# Your goal
Counting only the lines below that contain the word "true", what is the total? Give it with no other words.

# Data provided
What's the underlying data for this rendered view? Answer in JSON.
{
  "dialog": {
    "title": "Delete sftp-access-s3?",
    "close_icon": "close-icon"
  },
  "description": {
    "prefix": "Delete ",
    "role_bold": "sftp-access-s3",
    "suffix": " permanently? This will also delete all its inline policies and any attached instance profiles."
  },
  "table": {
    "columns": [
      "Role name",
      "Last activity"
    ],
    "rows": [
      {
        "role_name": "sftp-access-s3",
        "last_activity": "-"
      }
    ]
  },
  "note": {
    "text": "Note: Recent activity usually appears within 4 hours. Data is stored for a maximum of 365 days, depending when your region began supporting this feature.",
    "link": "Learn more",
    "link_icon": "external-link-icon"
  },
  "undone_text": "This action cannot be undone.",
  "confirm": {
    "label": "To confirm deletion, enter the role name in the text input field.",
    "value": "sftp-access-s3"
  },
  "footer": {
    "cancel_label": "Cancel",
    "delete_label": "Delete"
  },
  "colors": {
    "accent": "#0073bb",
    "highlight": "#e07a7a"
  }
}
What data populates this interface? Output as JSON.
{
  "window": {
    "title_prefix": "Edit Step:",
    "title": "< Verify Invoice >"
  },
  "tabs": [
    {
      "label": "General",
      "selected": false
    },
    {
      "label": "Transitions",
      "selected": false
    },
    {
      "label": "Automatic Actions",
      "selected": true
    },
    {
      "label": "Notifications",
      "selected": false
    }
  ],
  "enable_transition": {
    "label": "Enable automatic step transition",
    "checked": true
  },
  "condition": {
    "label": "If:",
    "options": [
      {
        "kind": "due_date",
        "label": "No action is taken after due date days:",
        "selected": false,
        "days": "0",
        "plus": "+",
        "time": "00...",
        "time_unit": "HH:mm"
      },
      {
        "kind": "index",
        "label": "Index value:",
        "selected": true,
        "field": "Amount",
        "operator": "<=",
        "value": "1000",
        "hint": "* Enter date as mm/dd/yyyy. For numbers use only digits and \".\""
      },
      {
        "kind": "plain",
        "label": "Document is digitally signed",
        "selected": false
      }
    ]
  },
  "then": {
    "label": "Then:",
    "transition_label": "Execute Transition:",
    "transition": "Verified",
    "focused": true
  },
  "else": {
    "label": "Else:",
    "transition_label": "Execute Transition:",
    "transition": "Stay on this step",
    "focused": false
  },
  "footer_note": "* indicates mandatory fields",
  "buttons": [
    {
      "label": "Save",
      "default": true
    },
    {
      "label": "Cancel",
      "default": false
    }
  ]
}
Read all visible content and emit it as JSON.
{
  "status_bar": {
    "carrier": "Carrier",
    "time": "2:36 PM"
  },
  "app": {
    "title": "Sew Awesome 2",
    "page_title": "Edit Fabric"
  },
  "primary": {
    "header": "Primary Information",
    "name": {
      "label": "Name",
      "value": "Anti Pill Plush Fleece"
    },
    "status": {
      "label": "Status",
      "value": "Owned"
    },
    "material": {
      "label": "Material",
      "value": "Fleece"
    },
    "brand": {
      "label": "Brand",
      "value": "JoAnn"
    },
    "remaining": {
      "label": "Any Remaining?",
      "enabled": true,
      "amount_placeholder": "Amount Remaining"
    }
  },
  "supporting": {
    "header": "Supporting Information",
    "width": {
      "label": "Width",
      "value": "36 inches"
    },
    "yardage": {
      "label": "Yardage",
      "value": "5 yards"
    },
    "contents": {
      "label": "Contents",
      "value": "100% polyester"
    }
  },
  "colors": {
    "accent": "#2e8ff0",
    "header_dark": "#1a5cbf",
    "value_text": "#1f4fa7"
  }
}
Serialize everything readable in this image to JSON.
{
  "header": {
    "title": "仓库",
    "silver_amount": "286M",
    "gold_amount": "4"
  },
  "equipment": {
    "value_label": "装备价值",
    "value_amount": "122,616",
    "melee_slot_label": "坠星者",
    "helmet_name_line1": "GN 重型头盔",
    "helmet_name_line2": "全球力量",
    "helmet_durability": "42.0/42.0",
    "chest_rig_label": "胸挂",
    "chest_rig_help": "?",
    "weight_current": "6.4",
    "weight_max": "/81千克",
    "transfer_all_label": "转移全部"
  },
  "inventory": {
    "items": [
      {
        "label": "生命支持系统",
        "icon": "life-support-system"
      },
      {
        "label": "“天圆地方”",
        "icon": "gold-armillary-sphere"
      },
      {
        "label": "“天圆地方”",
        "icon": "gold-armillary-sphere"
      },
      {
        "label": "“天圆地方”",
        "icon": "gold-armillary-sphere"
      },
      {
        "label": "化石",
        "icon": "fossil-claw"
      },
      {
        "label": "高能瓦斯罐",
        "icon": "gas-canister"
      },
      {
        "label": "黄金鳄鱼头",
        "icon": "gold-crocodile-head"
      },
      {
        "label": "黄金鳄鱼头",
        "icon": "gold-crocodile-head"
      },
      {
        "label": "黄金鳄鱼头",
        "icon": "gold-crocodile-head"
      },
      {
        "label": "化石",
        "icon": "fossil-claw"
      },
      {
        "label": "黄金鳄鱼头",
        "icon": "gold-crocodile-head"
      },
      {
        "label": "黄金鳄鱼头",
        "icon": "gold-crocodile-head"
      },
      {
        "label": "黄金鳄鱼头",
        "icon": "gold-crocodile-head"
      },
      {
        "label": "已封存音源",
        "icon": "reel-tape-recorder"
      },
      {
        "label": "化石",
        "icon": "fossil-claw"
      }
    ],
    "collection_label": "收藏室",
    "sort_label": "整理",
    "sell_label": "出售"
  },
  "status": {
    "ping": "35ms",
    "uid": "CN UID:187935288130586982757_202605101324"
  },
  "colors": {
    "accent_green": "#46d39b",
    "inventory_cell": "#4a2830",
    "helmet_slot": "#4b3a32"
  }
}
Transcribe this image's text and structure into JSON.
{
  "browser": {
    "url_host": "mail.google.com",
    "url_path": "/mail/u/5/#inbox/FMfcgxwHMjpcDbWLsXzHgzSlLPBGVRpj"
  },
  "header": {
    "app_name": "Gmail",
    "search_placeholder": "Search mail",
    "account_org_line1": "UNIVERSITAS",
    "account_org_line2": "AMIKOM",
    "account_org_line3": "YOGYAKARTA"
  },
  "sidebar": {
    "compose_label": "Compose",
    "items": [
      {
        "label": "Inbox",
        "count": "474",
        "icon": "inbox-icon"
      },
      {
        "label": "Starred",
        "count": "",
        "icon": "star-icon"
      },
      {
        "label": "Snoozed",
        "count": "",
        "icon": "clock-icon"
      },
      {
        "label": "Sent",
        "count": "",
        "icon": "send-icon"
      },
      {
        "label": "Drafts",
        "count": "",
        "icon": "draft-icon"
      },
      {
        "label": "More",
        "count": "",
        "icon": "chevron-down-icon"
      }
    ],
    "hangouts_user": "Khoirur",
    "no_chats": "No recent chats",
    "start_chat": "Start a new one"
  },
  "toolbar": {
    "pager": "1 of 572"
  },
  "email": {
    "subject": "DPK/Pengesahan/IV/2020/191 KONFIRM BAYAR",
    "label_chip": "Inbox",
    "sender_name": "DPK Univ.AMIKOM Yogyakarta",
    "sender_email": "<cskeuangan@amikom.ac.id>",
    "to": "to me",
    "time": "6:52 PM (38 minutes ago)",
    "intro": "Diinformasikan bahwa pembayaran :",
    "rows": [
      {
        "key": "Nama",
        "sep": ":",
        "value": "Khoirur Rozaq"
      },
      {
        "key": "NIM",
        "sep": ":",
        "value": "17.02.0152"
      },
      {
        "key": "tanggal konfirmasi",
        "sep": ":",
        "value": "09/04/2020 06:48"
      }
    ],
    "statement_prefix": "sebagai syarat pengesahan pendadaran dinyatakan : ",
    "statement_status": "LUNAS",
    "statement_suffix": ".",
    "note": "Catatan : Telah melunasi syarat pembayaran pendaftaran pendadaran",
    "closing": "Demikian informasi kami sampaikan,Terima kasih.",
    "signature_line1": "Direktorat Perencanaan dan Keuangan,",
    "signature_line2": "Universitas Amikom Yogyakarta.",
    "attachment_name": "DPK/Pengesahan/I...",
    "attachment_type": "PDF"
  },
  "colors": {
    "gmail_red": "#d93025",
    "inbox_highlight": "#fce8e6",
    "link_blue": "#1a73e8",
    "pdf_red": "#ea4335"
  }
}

# Completed exercise
6